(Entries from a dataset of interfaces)
--------------------
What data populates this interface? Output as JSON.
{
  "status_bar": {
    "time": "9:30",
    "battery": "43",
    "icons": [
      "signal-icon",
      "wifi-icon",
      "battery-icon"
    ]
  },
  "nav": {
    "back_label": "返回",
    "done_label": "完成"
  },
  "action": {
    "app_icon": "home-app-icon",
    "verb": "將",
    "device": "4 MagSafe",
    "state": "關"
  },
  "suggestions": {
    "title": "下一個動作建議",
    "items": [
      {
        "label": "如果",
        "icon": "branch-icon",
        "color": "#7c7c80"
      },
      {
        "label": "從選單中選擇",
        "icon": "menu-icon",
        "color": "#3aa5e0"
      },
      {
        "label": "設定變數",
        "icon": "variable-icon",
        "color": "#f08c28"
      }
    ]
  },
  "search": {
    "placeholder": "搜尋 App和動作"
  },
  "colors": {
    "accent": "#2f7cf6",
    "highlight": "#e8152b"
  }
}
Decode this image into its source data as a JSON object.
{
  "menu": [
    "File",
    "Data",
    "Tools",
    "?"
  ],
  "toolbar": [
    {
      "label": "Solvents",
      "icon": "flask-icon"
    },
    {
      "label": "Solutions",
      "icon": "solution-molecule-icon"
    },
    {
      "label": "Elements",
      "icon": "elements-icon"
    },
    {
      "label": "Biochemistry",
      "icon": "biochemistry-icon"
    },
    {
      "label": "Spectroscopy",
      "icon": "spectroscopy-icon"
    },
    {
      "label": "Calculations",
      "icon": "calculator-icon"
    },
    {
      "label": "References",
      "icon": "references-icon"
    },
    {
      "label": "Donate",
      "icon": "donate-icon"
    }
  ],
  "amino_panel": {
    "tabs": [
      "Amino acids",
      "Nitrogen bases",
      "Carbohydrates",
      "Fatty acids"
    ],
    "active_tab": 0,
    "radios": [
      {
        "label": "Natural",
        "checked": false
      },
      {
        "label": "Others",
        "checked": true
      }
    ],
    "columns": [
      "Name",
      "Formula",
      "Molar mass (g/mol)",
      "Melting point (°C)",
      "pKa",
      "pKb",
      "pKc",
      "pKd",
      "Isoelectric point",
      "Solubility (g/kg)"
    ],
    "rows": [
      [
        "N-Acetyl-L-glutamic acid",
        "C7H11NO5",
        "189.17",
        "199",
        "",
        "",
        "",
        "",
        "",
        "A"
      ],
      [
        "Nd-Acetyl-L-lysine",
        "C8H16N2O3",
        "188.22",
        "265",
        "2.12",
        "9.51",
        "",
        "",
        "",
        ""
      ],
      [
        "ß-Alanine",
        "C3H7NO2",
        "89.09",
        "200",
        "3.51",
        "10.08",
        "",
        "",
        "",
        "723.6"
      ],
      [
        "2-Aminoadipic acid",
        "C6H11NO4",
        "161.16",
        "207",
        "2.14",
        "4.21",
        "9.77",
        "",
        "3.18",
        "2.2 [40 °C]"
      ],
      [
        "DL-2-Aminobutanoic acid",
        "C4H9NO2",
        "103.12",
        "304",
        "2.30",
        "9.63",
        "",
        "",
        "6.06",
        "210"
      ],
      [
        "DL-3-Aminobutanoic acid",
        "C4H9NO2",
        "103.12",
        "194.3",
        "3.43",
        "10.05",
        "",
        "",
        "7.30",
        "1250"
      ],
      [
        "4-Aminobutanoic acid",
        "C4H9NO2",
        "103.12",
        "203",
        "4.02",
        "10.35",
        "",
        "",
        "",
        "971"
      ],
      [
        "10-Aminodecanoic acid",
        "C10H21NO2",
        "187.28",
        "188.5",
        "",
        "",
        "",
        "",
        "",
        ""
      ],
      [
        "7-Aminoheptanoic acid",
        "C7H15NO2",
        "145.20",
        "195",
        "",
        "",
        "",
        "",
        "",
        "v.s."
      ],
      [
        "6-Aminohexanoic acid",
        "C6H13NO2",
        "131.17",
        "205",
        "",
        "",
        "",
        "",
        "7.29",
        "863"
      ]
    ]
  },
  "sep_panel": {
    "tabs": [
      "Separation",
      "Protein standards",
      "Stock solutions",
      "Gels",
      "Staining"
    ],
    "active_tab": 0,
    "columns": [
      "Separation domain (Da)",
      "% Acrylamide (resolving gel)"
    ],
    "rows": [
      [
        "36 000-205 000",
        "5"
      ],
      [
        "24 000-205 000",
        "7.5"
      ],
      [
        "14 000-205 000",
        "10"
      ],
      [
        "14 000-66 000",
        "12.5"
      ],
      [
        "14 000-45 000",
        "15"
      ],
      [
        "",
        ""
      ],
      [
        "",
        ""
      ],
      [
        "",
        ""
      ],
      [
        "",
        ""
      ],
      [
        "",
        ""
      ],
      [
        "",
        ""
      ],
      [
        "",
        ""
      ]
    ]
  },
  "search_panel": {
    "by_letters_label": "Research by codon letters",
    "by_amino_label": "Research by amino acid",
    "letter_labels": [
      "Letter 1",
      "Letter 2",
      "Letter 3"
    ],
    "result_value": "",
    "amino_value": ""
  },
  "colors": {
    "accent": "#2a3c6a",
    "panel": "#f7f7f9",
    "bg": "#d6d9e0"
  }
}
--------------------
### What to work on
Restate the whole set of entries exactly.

### Problem solution
What data populates this interface? Output as JSON.
{
  "status_bar": {
    "time": "9:30",
    "battery": "43",
    "icons": [
      "signal-icon",
      "wifi-icon",
      "battery-icon"
    ]
  },
  "nav": {
    "back_label": "返回",
    "done_label": "完成"
  },
  "action": {
    "app_icon": "home-app-icon",
    "verb": "將",
    "device": "4 MagSafe",
    "state": "關"
  },
  "suggestions": {
    "title": "下一個動作建議",
    "items": [
      {
        "label": "如果",
        "icon": "branch-icon",
        "color": "#7c7c80"
      },
      {
        "label": "從選單中選擇",
        "icon": "menu-icon",
        "color": "#3aa5e0"
      },
      {
        "label": "設定變數",
        "icon": "variable-icon",
        "color": "#f08c28"
      }
    ]
  },
  "search": {
    "placeholder": "搜尋 App和動作"
  },
  "colors": {
    "accent": "#2f7cf6",
    "highlight": "#e8152b"
  }
}
Decode this image into its source data as a JSON object.
{
  "menu": [
    "File",
    "Data",
    "Tools",
    "?"
  ],
  "toolbar": [
    {
      "label": "Solvents",
      "icon": "flask-icon"
    },
    {
      "label": "Solutions",
      "icon": "solution-molecule-icon"
    },
    {
      "label": "Elements",
      "icon": "elements-icon"
    },
    {
      "label": "Biochemistry",
      "icon": "biochemistry-icon"
    },
    {
      "label": "Spectroscopy",
      "icon": "spectroscopy-icon"
    },
    {
      "label": "Calculations",
      "icon": "calculator-icon"
    },
    {
      "label": "References",
      "icon": "references-icon"
    },
    {
      "label": "Donate",
      "icon": "donate-icon"
    }
  ],
  "amino_panel": {
    "tabs": [
      "Amino acids",
      "Nitrogen bases",
      "Carbohydrates",
      "Fatty acids"
    ],
    "active_tab": 0,
    "radios": [
      {
        "label": "Natural",
        "checked": false
      },
      {
        "label": "Others",
        "checked": true
      }
    ],
    "columns": [
      "Name",
      "Formula",
      "Molar mass (g/mol)",
      "Melting point (°C)",
      "pKa",
      "pKb",
      "pKc",
      "pKd",
      "Isoelectric point",
      "Solubility (g/kg)"
    ],
    "rows": [
      [
        "N-Acetyl-L-glutamic acid",
        "C7H11NO5",
        "189.17",
        "199",
        "",
        "",
        "",
        "",
        "",
        "A"
      ],
      [
        "Nd-Acetyl-L-lysine",
        "C8H16N2O3",
        "188.22",
        "265",
        "2.12",
        "9.51",
        "",
        "",
        "",
        ""
      ],
      [
        "ß-Alanine",
        "C3H7NO2",
        "89.09",
        "200",
        "3.51",
        "10.08",
        "",
        "",
        "",
        "723.6"
      ],
      [
        "2-Aminoadipic acid",
        "C6H11NO4",
        "161.16",
        "207",
        "2.14",
        "4.21",
        "9.77",
        "",
        "3.18",
        "2.2 [40 °C]"
      ],
      [
        "DL-2-Aminobutanoic acid",
        "C4H9NO2",
        "103.12",
        "304",
        "2.30",
        "9.63",
        "",
        "",
        "6.06",
        "210"
      ],
      [
        "DL-3-Aminobutanoic acid",
        "C4H9NO2",
        "103.12",
        "194.3",
        "3.43",
        "10.05",
        "",
        "",
        "7.30",
        "1250"
      ],
      [
        "4-Aminobutanoic acid",
        "C4H9NO2",
        "103.12",
        "203",
        "4.02",
        "10.35",
        "",
        "",
        "",
        "971"
      ],
      [
        "10-Aminodecanoic acid",
        "C10H21NO2",
        "187.28",
        "188.5",
        "",
        "",
        "",
        "",
        "",
        ""
      ],
      [
        "7-Aminoheptanoic acid",
        "C7H15NO2",
        "145.20",
        "195",
        "",
        "",
        "",
        "",
        "",
        "v.s."
      ],
      [
        "6-Aminohexanoic acid",
        "C6H13NO2",
        "131.17",
        "205",
        "",
        "",
        "",
        "",
        "7.29",
        "863"
      ]
    ]
  },
  "sep_panel": {
    "tabs": [
      "Separation",
      "Protein standards",
      "Stock solutions",
      "Gels",
      "Staining"
    ],
    "active_tab": 0,
    "columns": [
      "Separation domain (Da)",
      "% Acrylamide (resolving gel)"
    ],
    "rows": [
      [
        "36 000-205 000",
        "5"
      ],
      [
        "24 000-205 000",
        "7.5"
      ],
      [
        "14 000-205 000",
        "10"
      ],
      [
        "14 000-66 000",
        "12.5"
      ],
      [
        "14 000-45 000",
        "15"
      ],
      [
        "",
        ""
      ],
      [
        "",
        ""
      ],
      [
        "",
        ""
      ],
      [
        "",
        ""
      ],
      [
        "",
        ""
      ],
      [
        "",
        ""
      ],
      [
        "",
        ""
      ]
    ]
  },
  "search_panel": {
    "by_letters_label": "Research by codon letters",
    "by_amino_label": "Research by amino acid",
    "letter_labels": [
      "Letter 1",
      "Letter 2",
      "Letter 3"
    ],
    "result_value": "",
    "amino_value": ""
  },
  "colors": {
    "accent": "#2a3c6a",
    "panel": "#f7f7f9",
    "bg": "#d6d9e0"
  }
}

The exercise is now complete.